The power requirement is just 50hp per metre for Claydon Hybrid drills, so output is much higher and fuel use is dramatically lower. On the Claydon farms we use a 300hp tractor to pull our 6m Claydon Hybrid drill, and because of the very high work-rate the tractor clocks up less than 100 hours per year to establish our 850 acres of crops, which gives us time to do a lot of contract drilling.
Should the ground be prepared, using a rake or very shallow cultivator?
This depends on soil condition and seasonal conditions. The Claydon Straw harrow can produce a shallow micro tilth up to 30mm deep which destroys slugs and slug eggs and encourages volunteers and weeds to chit, controlling them effectively. This micro tilth is usually more than adequate to cover the seed, and creates a warm, humid environment around it to encourage rapid crop establishment.
The Opti-Till® System does just enough to make direct drilling work without the need to subsoil, as with a low-disturbance drill system, or to correct damage from the sedimentation of over-worked soils where min-till or plough-based establishment is used. Doing just enough cultivation at the point of drilling retains the soil structure, provides the crop with the ideal growing environment and gives it the strongest possible start. This allows the soil to start improving and the sooner this process begins the more quickly it will do so.

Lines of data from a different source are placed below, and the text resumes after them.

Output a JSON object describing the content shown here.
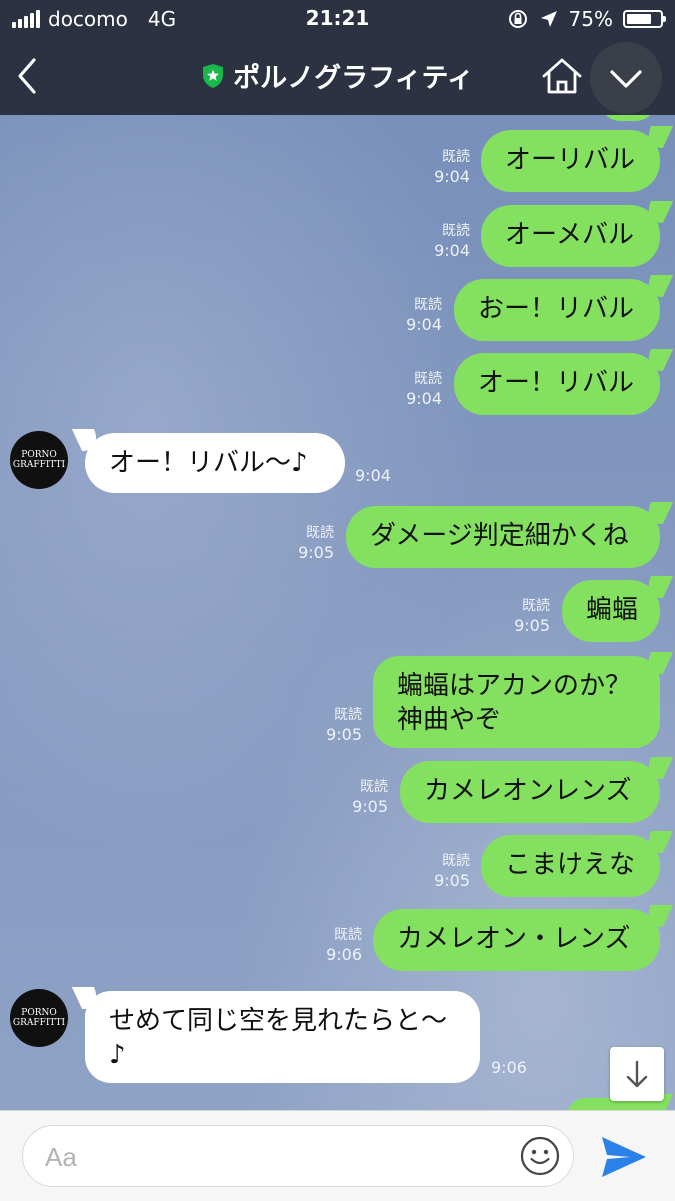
{
  "status_bar": {
    "carrier": "docomo",
    "network": "4G",
    "time": "21:21",
    "battery": "75%",
    "battery_level": 0.75
  },
  "header": {
    "title": "ポルノグラフィティ",
    "accent_color": "#18b84a"
  },
  "chat": {
    "top_time_partial": "9:04",
    "avatar_text": [
      "PORNO",
      "GRAFFITTI"
    ],
    "messages": [
      {
        "text": "オーリバル",
        "read": "既読",
        "time": "9:04"
      },
      {
        "text": "オーメバル",
        "read": "既読",
        "time": "9:04"
      },
      {
        "text": "おー！リバル",
        "read": "既読",
        "time": "9:04"
      },
      {
        "text": "オー！リバル",
        "read": "既読",
        "time": "9:04"
      },
      {
        "text": "オー！リバル〜♪",
        "time": "9:04"
      },
      {
        "text": "ダメージ判定細かくね",
        "read": "既読",
        "time": "9:05"
      },
      {
        "text": "蝙蝠",
        "read": "既読",
        "time": "9:05"
      },
      {
        "text_line1": "蝙蝠はアカンのか？",
        "text_line2": "神曲やぞ",
        "read": "既読",
        "time": "9:05"
      },
      {
        "text": "カメレオンレンズ",
        "read": "既読",
        "time": "9:05"
      },
      {
        "text": "こまけえな",
        "read": "既読",
        "time": "9:05"
      },
      {
        "text": "カメレオン・レンズ",
        "read": "既読",
        "time": "9:06"
      },
      {
        "text_line1": "せめて同じ空を見れたらと〜",
        "text_line2": "♪",
        "time": "9:06"
      }
    ]
  },
  "input": {
    "placeholder": "Aa"
  },
  "colors": {
    "sent_bubble": "#84e15f",
    "received_bubble": "#ffffff",
    "header_bg": "#2c3241",
    "send_icon": "#2a82e8"
  }
}
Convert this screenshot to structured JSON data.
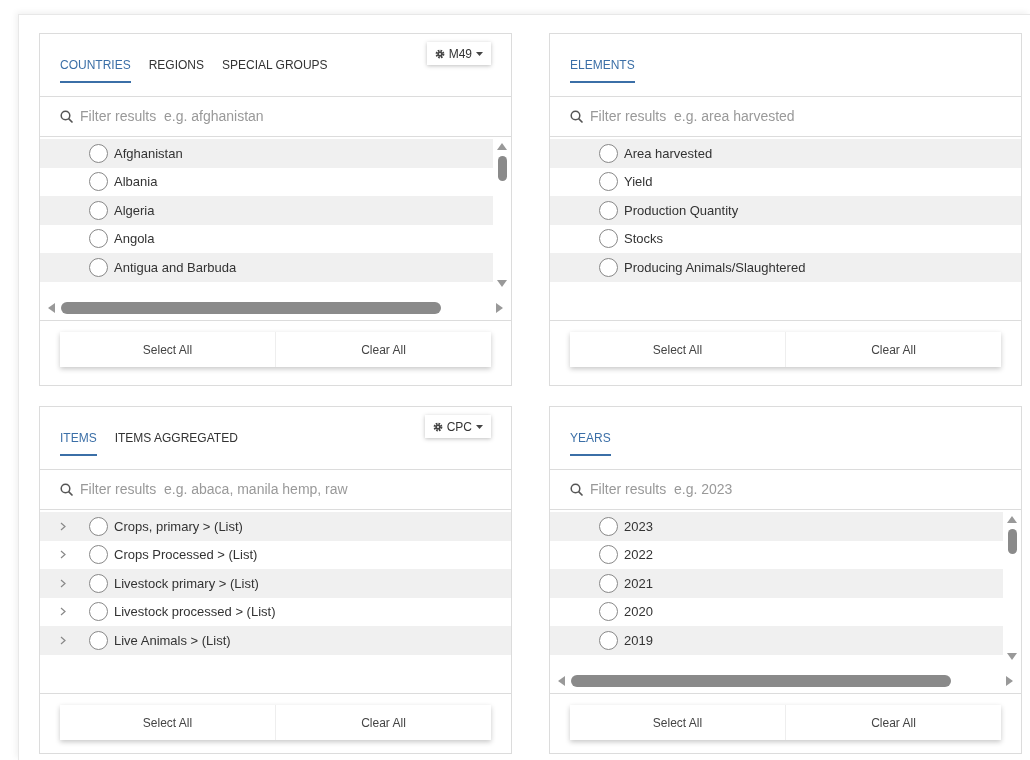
{
  "panels": [
    {
      "tabs": [
        {
          "label": "COUNTRIES",
          "selected": true
        },
        {
          "label": "REGIONS",
          "selected": false
        },
        {
          "label": "SPECIAL GROUPS",
          "selected": false
        }
      ],
      "dropdown": {
        "label": "M49"
      },
      "search": {
        "placeholder": "Filter results  e.g. afghanistan"
      },
      "scrollable": true,
      "rows": [
        {
          "label": "Afghanistan",
          "selected": false,
          "kind": "plain"
        },
        {
          "label": "Albania",
          "selected": false,
          "kind": "plain"
        },
        {
          "label": "Algeria",
          "selected": false,
          "kind": "plain"
        },
        {
          "label": "Angola",
          "selected": false,
          "kind": "plain"
        },
        {
          "label": "Antigua and Barbuda",
          "selected": false,
          "kind": "plain"
        }
      ],
      "buttons": [
        "Select All",
        "Clear All"
      ]
    },
    {
      "tabs": [
        {
          "label": "ELEMENTS",
          "selected": true
        }
      ],
      "search": {
        "placeholder": "Filter results  e.g. area harvested"
      },
      "scrollable": false,
      "rows": [
        {
          "label": "Area harvested",
          "selected": false,
          "kind": "plain"
        },
        {
          "label": "Yield",
          "selected": false,
          "kind": "plain"
        },
        {
          "label": "Production Quantity",
          "selected": false,
          "kind": "plain"
        },
        {
          "label": "Stocks",
          "selected": false,
          "kind": "plain"
        },
        {
          "label": "Producing Animals/Slaughtered",
          "selected": false,
          "kind": "plain"
        }
      ],
      "buttons": [
        "Select All",
        "Clear All"
      ]
    },
    {
      "tabs": [
        {
          "label": "ITEMS",
          "selected": true
        },
        {
          "label": "ITEMS AGGREGATED",
          "selected": false
        }
      ],
      "dropdown": {
        "label": "CPC"
      },
      "search": {
        "placeholder": "Filter results  e.g. abaca, manila hemp, raw"
      },
      "scrollable": false,
      "rows": [
        {
          "label": "Crops, primary > (List)",
          "selected": false,
          "kind": "tree"
        },
        {
          "label": "Crops Processed > (List)",
          "selected": false,
          "kind": "tree"
        },
        {
          "label": "Livestock primary > (List)",
          "selected": false,
          "kind": "tree"
        },
        {
          "label": "Livestock processed > (List)",
          "selected": false,
          "kind": "tree"
        },
        {
          "label": "Live Animals > (List)",
          "selected": false,
          "kind": "tree"
        }
      ],
      "buttons": [
        "Select All",
        "Clear All"
      ]
    },
    {
      "tabs": [
        {
          "label": "YEARS",
          "selected": true
        }
      ],
      "search": {
        "placeholder": "Filter results  e.g. 2023"
      },
      "scrollable": true,
      "rows": [
        {
          "label": "2023",
          "selected": false,
          "kind": "plain"
        },
        {
          "label": "2022",
          "selected": false,
          "kind": "plain"
        },
        {
          "label": "2021",
          "selected": false,
          "kind": "plain"
        },
        {
          "label": "2020",
          "selected": false,
          "kind": "plain"
        },
        {
          "label": "2019",
          "selected": false,
          "kind": "plain"
        }
      ],
      "buttons": [
        "Select All",
        "Clear All"
      ]
    }
  ]
}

Should the field be rolled or does the drills press wheel consolidate the seed bed enough?
Using press wheels on the drill or rolling separately immediately after drilling, particularly on heavy soils which are wet, pushes the air out of the soil and can cause the particles to stick together. We therefore recommend letting the soil ‘haze over’ for 24-48 hours after drilling and then rolling or harrowing. This approach delivers perfect results.
With a large amount of plant residue, does this not provide a breeding ground for plant diseases?
No. When soil is biologically healthy and you have created a high worm population and high level of worm activity these issues diminish greatly, as the worms quickly take surface material down into the soil to use as their own food source. Since using the Opti-Till® System on the Claydon farms we have seen much lower levels of plant diseases than on farms which still plough due to the much higher levels of soil biological activity.
What is the future of Strip-Till if glyphosate is banned? Are there any practical mechanical weed control methods?
The loss of glyphosate would make life difficult for any farming operation. The Claydon Opti-Till System has a clear advantage as weeds and volunteers can be managed mechanically using the Straw Harrow or TerraStar, reducing the reliance on glyphosate. This is more environmentally beneficial, and cheaper than using multiple applications of glyphosate between crops.
We also use the Claydon TerraBlade inter-row hoe, which is a very low-cost, mechanical method of controlling weeds in combinable, band-sown crops. It is an additional weapon in our weed control armoury at a time when the efficacy of some herbicides is decreasing and their cost increasing.